Nature of the Prediction


The FIDES methodology gives reliability predictions that are failures rates, noted λ ("lambda"). Experimental observation shows that plotting the failure rates versus time usually gives the curve below, called a "bathtub curve".

Thus a component's lifetime can be divided into three periods:

  • Infant mortality, precocious failures.
  • Useful life, failure rates significantly constant.
  • Wear out, wear failures.

During its infant mortality period, the failure rates decrease. A component's probability of failure decreases over time. This is period in which failures are caused by process implementation problems and environmental stress screening.
The useful life is represented by a constant failure rate. The probability of failure is independent of the equipment's number of hours in operation (random failures). This period, often non-existent for mechanical goods, is the reference period for electronics.

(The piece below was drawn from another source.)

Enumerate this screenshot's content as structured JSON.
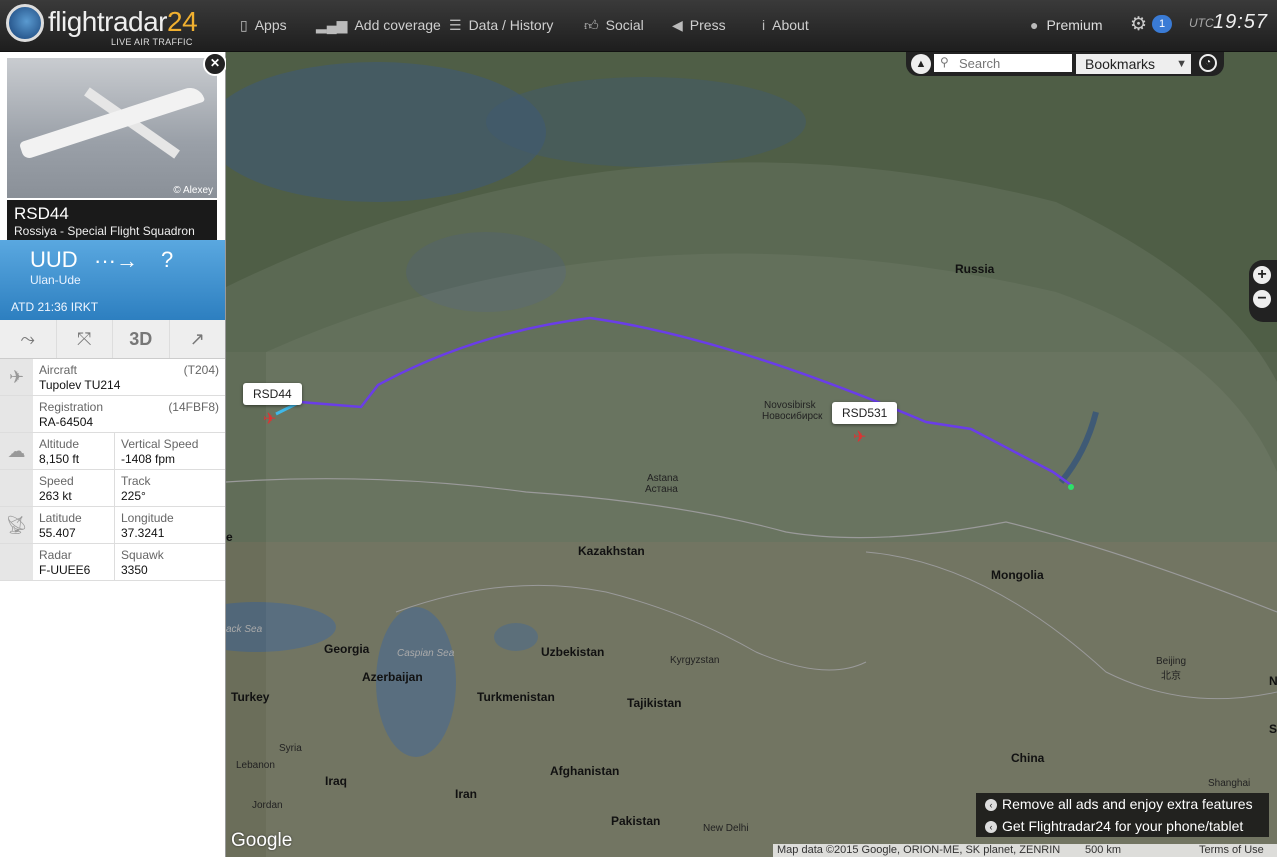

During the wear out period, the probability of failure increases with the number of hours of operation: the older the equipment, the greater the chance of a failure. This type of behavior is typical of systems subject to wear or other progressive degradation corresponding to climbing failure rates.

The FIDES evaluation model proposes a reliability prediction with constant failure rates. The infant mortality and wear out periods are excluded from the prediction, for the following reasons:

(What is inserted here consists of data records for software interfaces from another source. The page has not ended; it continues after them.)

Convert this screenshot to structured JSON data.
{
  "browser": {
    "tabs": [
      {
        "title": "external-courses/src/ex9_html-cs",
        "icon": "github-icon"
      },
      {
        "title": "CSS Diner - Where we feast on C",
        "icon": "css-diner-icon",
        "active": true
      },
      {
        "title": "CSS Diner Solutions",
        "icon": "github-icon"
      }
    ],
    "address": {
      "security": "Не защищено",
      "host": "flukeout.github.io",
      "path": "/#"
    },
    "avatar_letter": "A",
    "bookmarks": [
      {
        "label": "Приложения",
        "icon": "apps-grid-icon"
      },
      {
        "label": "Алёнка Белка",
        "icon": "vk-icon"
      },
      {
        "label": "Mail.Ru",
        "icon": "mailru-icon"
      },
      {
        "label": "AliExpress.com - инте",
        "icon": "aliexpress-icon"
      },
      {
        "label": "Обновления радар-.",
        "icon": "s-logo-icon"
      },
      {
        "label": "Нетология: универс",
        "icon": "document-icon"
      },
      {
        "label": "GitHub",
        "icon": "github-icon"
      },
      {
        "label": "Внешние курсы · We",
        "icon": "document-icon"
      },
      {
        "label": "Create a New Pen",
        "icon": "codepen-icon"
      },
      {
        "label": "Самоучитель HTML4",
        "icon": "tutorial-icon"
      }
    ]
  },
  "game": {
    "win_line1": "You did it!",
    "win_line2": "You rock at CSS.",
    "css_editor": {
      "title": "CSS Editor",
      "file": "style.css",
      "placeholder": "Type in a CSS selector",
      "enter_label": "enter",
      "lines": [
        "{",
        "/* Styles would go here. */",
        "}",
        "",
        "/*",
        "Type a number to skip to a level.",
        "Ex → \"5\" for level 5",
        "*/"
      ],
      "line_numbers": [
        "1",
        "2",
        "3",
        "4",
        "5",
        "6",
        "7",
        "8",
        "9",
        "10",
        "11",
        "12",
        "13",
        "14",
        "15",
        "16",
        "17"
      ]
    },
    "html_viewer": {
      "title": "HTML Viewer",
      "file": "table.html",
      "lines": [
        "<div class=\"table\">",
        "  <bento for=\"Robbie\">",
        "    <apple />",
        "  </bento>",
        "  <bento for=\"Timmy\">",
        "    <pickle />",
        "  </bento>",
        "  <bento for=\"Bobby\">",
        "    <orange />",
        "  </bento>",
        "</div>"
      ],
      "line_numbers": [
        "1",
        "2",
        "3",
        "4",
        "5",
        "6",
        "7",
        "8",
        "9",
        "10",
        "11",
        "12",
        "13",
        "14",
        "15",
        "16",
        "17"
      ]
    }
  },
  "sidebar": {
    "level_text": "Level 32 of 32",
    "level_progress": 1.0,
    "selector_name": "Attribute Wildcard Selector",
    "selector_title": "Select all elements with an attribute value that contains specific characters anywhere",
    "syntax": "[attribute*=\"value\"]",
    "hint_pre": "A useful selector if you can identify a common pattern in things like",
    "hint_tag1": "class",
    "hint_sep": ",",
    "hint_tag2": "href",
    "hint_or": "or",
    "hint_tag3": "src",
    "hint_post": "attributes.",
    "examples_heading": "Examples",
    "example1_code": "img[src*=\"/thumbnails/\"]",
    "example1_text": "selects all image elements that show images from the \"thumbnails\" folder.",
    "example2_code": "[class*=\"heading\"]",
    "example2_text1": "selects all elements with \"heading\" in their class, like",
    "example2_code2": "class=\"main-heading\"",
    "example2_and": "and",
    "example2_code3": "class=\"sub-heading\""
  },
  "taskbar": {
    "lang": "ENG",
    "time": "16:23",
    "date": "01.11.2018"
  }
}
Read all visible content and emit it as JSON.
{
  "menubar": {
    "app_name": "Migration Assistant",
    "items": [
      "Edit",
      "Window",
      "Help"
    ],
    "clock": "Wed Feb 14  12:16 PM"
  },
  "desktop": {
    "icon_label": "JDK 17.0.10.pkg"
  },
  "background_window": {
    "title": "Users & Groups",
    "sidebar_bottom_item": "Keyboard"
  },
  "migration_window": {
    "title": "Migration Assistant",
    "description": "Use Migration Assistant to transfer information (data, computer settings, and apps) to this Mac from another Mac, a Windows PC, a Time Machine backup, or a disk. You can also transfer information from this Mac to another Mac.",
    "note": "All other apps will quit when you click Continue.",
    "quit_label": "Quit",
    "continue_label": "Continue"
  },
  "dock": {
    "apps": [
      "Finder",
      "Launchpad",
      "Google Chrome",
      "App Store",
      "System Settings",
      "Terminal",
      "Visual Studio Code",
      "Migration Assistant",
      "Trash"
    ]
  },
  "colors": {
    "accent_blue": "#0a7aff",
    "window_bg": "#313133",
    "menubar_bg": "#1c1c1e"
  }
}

  • Firstly, the infant mortality is representative of an equipment or system's end-of development phase. Controlling the rise in reliability in this phase is crucial to achieve good reliability rapidly.
  • The wear out period is also excluded from FIDES because it is in principle sufficiently far away as regards the useful life of electronics systems as covered by FIDES. However, it is essential to check during system design that this is the case. For components whose lifetime is insufficient, approaches other than the sole predicted reliability must be used to address this point, such as the definition of preventive maintenance.
  • It is true that at microscopic level very few failure mechanisms strictly meet a "constant rate" type law. Nevertheless:
      • Many cumulative failure mechanisms (increasing with time), have a dispersion value that makes them similar to a constant for the periods under consideration.
      • The multiplicity and diversity of components, even for a single board, make the accumulation close to a constant.
      • The age differences between equipment of a single system or a pool produces a constant rate for an observer of the system.

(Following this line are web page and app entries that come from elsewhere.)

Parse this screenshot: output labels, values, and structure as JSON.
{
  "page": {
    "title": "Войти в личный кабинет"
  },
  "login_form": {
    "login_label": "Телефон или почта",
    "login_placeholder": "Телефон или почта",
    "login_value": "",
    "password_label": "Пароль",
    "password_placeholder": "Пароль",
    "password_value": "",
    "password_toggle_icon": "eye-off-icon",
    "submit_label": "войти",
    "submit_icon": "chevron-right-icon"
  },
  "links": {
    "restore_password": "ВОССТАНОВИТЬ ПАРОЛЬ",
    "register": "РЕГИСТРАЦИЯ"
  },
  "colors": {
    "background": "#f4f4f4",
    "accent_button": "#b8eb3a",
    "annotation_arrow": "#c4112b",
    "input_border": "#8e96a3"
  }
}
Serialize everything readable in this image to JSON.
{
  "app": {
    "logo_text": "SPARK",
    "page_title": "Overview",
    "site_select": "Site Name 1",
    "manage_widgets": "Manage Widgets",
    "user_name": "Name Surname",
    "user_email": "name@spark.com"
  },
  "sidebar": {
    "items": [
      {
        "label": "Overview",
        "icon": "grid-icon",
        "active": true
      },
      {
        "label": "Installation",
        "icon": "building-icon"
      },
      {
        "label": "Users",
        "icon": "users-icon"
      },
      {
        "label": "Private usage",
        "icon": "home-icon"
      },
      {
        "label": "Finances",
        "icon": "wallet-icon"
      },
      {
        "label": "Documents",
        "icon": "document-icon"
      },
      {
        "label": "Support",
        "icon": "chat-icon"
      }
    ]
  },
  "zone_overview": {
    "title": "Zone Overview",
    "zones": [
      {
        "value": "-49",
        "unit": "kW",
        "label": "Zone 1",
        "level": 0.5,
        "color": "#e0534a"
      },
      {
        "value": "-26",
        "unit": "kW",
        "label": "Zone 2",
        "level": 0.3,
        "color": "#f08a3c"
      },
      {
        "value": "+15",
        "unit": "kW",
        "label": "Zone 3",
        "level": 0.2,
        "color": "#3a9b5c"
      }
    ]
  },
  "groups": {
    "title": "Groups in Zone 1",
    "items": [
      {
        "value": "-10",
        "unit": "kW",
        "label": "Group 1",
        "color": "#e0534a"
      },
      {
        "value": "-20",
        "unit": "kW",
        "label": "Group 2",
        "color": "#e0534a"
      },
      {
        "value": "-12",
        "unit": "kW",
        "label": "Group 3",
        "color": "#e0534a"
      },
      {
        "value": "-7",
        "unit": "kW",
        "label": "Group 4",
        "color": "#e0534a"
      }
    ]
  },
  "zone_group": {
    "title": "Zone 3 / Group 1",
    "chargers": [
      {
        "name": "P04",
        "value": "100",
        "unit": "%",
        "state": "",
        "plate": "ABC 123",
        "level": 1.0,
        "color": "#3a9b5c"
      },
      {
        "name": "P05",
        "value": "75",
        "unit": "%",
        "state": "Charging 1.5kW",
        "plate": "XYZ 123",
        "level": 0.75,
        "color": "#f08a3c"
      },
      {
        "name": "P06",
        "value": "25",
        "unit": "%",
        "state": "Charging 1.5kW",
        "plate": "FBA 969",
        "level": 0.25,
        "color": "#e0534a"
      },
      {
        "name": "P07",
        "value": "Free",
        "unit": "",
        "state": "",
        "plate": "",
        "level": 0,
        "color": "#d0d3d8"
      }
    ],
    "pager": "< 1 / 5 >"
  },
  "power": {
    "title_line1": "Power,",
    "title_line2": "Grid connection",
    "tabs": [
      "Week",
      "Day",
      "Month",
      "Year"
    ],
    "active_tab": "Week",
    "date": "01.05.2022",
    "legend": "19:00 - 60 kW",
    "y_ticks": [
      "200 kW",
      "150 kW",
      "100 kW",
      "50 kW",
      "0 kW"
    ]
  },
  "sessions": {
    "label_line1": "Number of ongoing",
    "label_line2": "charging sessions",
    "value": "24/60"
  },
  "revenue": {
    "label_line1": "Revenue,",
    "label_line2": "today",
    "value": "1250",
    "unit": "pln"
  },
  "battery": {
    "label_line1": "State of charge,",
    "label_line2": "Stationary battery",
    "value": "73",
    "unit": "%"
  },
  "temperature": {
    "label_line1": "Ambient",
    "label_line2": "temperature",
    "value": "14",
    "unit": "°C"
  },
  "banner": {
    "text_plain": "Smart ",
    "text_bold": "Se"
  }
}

For these reasons, using a constant failure rate remains the most pertinent approach for a system reliability prediction.

Prediction Confidence Rate

The FIDES methodology is intended to predict realistic reliability levels, close to the average values usually observed (by contrast with pessimistic or conservative values).
An essential question when predicting reliability is the degree of confidence in the value. This question is all the more important that the users have no confidence in the raw results produced by previous methodologies, and that reliability control (quantification and engineering) has become essential for all projects.
One of the aims of the FIDES project is to build this confidence. However, obtaining an exact prediction is not the sole purpose of the FIDES methodology: identifying and controlling the factors affecting reliability may be considered even more important.
As a general rule, a prediction of reliability cannot be linked to a confidence interval, as can be done when measuring failure rates from field returns. In the case of FIDES, it might be possible to calculate a confidence interval for some basic failure rates, but it is practically impossible to predict the confidence rate for all adjustment parameters, even for known and widely used physical acceleration laws.
It is important to keep in mind that reliability belongs to the field of probability: in the same way that it is impossible to predict what will be the life of a product, it is impossible to predict exactly when a failure will occur, or why. The physics of failure is used in some cases to give lifetime probabilities (Time To Failure) and this type of prediction is complementary to the reliability prediction.
Note: Using values with several significant digits in the models does not imply the precision of the expected results.
The prediction's representativeness increases with the number of components considered. The predictions do not usually apply at item level. It is better to avoid comparing reliability prediction and observed reliability below PWA level, and it is better still to compare them at equipment level (assembly of PWAs) or above.